◆ DATASET RECORDS ◆
__________________________________________________

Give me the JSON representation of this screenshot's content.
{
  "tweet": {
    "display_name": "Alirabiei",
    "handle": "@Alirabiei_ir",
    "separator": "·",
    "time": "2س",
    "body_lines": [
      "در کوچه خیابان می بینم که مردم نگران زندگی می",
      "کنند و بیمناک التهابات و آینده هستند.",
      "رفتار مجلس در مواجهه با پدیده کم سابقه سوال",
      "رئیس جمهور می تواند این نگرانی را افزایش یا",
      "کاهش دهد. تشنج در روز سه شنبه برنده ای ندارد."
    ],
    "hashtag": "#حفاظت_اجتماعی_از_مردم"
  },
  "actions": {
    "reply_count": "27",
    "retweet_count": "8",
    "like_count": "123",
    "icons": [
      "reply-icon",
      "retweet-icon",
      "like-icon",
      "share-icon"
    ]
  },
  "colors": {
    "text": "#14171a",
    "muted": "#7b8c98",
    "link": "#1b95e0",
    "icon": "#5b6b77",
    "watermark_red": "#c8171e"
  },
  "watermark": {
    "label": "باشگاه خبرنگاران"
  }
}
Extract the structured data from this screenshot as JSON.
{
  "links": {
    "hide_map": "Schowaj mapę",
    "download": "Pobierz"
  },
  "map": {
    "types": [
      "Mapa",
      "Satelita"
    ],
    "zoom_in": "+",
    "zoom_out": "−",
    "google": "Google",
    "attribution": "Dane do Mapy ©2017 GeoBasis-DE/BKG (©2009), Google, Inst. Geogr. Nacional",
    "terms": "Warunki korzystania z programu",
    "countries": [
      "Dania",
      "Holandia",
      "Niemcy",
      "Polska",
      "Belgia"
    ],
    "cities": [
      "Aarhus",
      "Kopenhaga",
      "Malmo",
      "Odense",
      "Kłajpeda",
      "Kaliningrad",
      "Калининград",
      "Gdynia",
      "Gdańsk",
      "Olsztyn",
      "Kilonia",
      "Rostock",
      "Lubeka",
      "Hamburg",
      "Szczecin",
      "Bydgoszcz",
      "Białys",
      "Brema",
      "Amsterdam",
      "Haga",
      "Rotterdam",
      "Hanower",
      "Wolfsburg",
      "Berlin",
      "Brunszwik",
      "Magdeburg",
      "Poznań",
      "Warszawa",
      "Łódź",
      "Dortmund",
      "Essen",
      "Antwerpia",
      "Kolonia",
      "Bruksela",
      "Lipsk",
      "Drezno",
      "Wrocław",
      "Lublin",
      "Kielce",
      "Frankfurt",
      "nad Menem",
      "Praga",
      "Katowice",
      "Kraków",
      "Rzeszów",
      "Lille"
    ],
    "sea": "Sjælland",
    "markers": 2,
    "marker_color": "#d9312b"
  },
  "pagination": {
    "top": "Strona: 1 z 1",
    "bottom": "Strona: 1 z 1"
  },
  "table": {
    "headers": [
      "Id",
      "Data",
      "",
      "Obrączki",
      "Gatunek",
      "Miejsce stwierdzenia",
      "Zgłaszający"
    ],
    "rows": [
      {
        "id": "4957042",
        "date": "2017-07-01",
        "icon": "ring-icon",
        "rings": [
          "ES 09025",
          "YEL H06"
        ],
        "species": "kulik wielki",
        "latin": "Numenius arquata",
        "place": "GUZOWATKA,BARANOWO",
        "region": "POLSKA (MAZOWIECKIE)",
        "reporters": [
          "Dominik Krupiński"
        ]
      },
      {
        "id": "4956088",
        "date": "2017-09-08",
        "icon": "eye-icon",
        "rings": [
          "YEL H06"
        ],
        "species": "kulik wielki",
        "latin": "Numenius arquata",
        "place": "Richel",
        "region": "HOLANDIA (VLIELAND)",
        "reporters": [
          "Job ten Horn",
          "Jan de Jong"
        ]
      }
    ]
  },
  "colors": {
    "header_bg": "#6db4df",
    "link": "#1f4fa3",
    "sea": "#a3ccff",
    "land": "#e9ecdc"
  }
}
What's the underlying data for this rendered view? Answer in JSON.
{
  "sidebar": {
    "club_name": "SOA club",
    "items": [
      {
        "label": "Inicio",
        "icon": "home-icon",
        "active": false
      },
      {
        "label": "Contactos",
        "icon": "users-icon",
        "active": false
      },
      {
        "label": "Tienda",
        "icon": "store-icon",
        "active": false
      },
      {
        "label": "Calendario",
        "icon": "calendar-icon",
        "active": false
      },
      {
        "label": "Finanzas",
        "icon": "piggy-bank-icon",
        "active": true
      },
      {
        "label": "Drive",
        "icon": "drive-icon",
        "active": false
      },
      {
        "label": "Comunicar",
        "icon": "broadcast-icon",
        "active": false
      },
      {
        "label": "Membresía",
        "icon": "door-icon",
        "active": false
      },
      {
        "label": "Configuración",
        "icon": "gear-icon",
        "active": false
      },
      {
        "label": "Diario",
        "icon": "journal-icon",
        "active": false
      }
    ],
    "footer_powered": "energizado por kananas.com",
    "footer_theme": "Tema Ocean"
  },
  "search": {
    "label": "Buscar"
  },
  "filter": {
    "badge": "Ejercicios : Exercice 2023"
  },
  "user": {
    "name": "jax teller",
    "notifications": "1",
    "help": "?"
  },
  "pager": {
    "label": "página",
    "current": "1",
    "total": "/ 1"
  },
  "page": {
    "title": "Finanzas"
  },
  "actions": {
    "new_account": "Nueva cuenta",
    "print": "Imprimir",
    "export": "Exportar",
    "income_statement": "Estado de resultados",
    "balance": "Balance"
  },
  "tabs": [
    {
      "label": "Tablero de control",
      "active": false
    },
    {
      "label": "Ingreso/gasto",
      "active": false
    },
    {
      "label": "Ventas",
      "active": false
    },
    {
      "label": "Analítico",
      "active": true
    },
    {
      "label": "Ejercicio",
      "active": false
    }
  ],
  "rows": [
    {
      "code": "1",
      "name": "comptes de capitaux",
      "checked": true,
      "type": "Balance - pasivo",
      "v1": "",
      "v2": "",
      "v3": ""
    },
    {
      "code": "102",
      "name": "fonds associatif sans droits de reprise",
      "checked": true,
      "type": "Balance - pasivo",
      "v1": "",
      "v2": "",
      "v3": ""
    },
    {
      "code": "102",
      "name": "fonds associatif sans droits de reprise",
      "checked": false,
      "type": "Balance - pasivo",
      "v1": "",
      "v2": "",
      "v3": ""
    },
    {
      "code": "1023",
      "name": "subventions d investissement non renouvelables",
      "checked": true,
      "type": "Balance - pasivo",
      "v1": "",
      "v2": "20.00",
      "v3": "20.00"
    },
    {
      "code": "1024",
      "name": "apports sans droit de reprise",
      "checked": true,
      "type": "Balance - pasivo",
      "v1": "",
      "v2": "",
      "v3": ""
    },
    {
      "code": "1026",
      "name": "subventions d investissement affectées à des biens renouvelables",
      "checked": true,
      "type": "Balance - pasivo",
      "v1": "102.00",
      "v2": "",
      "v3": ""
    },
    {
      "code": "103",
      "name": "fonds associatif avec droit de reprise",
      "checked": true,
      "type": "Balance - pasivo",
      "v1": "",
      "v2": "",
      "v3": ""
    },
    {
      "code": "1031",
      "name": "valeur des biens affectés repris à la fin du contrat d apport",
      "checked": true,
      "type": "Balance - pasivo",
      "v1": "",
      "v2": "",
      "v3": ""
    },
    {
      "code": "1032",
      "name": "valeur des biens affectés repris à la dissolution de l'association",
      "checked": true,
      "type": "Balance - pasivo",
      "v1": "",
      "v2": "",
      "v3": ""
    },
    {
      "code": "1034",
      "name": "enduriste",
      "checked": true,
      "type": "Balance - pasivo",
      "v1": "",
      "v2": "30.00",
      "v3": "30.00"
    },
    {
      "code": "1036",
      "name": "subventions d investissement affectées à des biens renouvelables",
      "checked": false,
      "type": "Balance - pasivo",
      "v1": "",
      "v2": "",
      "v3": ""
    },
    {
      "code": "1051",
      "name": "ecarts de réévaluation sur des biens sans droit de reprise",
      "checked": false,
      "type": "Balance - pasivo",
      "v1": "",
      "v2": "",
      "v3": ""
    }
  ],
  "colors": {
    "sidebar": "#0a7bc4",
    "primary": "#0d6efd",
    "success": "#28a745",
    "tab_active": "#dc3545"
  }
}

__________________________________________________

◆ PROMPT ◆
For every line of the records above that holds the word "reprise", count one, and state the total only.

◆ SOLUTION ◆
5